Where in the data below does the word "image" appear? Copy every line that has it.

[Opening Exercise input section]

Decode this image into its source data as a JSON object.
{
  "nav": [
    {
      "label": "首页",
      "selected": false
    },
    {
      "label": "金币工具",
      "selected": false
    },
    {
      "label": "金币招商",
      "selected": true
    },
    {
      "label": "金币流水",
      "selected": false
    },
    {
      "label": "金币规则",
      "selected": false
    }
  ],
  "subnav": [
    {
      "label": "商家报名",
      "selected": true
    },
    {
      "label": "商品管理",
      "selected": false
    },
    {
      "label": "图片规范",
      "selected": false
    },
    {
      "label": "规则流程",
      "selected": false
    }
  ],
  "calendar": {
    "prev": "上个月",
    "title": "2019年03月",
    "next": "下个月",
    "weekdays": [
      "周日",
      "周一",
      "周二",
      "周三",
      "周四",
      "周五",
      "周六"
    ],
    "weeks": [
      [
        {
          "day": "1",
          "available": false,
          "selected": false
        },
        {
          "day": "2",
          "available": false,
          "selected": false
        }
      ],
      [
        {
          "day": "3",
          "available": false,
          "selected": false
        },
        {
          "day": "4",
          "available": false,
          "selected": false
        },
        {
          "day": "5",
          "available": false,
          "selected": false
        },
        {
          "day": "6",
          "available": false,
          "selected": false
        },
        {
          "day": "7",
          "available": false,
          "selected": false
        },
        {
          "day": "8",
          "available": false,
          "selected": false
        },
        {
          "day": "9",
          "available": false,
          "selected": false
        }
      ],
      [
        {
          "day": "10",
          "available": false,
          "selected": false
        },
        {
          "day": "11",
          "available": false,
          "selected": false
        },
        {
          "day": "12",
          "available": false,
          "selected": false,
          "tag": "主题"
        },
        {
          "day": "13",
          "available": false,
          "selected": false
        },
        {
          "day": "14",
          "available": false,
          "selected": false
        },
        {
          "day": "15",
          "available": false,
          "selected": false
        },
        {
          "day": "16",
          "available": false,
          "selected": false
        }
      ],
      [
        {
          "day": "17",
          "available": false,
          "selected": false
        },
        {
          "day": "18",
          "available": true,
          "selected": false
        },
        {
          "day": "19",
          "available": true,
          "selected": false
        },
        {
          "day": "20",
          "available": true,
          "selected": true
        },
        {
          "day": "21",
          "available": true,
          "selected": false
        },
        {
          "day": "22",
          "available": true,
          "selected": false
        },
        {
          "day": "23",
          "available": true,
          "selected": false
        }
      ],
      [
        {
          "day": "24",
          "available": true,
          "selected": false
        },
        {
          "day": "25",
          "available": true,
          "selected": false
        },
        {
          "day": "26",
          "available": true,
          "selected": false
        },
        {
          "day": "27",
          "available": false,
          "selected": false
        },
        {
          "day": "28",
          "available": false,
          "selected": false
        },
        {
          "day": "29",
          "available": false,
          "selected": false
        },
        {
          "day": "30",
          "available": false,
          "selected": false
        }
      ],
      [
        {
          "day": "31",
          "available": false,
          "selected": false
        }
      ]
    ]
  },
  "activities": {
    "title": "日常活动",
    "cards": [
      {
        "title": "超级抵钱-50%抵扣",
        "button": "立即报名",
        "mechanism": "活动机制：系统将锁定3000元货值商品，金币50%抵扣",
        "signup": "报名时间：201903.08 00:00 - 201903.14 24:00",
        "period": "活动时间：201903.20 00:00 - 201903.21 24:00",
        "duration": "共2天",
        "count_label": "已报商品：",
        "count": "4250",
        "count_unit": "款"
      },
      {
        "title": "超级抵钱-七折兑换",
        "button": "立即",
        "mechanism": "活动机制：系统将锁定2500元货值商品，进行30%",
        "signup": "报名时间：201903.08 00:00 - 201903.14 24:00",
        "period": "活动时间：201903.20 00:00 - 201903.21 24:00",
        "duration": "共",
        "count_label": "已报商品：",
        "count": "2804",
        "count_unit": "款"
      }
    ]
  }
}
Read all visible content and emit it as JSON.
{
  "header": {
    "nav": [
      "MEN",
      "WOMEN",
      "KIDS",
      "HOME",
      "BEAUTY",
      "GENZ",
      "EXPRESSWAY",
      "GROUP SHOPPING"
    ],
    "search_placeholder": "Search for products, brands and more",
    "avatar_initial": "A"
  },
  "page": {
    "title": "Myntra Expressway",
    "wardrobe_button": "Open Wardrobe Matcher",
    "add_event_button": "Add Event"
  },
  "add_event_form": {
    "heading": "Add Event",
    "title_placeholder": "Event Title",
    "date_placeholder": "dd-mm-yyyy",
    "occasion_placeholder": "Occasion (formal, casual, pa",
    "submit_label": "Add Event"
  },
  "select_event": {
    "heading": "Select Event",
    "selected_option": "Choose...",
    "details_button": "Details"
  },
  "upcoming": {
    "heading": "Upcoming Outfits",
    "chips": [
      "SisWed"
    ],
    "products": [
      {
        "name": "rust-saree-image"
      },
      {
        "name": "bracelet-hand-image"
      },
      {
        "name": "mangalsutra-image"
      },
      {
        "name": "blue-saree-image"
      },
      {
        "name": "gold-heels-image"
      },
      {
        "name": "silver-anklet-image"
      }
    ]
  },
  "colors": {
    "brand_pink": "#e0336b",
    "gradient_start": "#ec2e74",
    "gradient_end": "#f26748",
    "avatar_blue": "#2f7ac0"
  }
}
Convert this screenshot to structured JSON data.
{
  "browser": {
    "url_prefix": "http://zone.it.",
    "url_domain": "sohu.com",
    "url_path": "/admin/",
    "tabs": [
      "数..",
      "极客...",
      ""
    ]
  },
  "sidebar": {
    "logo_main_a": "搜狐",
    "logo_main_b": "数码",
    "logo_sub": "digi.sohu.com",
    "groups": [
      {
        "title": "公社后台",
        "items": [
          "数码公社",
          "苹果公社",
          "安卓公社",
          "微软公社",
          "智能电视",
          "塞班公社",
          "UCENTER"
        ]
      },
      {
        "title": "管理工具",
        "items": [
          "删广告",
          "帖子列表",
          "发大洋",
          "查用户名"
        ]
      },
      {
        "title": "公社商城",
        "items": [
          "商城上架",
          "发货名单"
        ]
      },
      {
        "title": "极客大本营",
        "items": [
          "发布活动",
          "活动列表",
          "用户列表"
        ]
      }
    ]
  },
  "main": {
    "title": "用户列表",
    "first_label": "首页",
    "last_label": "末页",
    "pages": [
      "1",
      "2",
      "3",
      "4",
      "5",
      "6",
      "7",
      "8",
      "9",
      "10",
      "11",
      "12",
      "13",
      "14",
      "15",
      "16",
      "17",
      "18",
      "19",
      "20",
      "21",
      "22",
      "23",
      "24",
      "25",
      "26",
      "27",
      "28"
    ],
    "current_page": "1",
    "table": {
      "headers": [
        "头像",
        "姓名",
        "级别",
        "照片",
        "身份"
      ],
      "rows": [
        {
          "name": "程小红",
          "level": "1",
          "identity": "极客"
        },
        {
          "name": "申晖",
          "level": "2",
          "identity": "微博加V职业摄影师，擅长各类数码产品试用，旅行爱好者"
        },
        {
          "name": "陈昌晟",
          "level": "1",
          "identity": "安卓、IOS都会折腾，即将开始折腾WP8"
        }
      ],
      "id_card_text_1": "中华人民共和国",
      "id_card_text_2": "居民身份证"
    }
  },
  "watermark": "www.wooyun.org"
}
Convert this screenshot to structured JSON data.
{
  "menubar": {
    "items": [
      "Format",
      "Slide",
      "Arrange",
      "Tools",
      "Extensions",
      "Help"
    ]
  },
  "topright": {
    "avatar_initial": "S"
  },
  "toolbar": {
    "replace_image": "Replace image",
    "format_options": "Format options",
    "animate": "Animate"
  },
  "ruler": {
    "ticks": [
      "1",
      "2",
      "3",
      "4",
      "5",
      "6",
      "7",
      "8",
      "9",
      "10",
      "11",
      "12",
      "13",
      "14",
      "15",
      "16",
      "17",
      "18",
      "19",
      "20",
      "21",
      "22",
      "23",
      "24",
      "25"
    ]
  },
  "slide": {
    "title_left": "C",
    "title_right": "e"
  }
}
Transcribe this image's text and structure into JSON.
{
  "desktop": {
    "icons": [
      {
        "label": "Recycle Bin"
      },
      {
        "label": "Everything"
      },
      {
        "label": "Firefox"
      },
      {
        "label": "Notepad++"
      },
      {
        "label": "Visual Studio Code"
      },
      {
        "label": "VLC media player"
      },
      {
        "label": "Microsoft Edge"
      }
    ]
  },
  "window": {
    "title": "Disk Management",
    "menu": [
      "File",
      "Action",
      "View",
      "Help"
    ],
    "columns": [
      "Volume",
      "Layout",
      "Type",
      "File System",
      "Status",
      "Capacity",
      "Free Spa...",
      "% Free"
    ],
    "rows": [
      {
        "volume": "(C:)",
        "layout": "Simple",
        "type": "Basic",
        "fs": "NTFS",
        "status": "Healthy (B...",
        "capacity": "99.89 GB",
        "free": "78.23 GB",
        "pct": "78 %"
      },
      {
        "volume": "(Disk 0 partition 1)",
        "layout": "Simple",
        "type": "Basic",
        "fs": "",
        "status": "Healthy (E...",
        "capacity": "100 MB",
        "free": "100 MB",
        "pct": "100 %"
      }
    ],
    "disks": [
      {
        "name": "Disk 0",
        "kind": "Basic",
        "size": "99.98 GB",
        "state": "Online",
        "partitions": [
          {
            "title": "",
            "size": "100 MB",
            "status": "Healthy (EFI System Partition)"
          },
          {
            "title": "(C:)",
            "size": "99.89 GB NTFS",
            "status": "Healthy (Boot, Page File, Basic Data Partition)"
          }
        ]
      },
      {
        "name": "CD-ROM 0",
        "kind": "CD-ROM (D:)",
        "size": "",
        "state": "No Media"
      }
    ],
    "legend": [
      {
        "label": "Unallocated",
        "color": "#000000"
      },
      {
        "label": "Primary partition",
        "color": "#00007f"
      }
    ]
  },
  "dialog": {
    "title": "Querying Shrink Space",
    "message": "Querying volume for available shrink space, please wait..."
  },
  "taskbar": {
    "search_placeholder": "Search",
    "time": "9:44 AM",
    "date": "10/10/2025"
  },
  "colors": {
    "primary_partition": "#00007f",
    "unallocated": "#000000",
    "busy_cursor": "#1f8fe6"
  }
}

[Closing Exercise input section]

> **Written answer**:
Decode this image into its source data as a JSON object.
        "name": "rust-saree-image"
        "name": "bracelet-hand-image"
        "name": "mangalsutra-image"
        "name": "blue-saree-image"
        "name": "gold-heels-image"
        "name": "silver-anklet-image"
    "replace_image": "Replace image",
Transcribe this image's text and structure into JSON.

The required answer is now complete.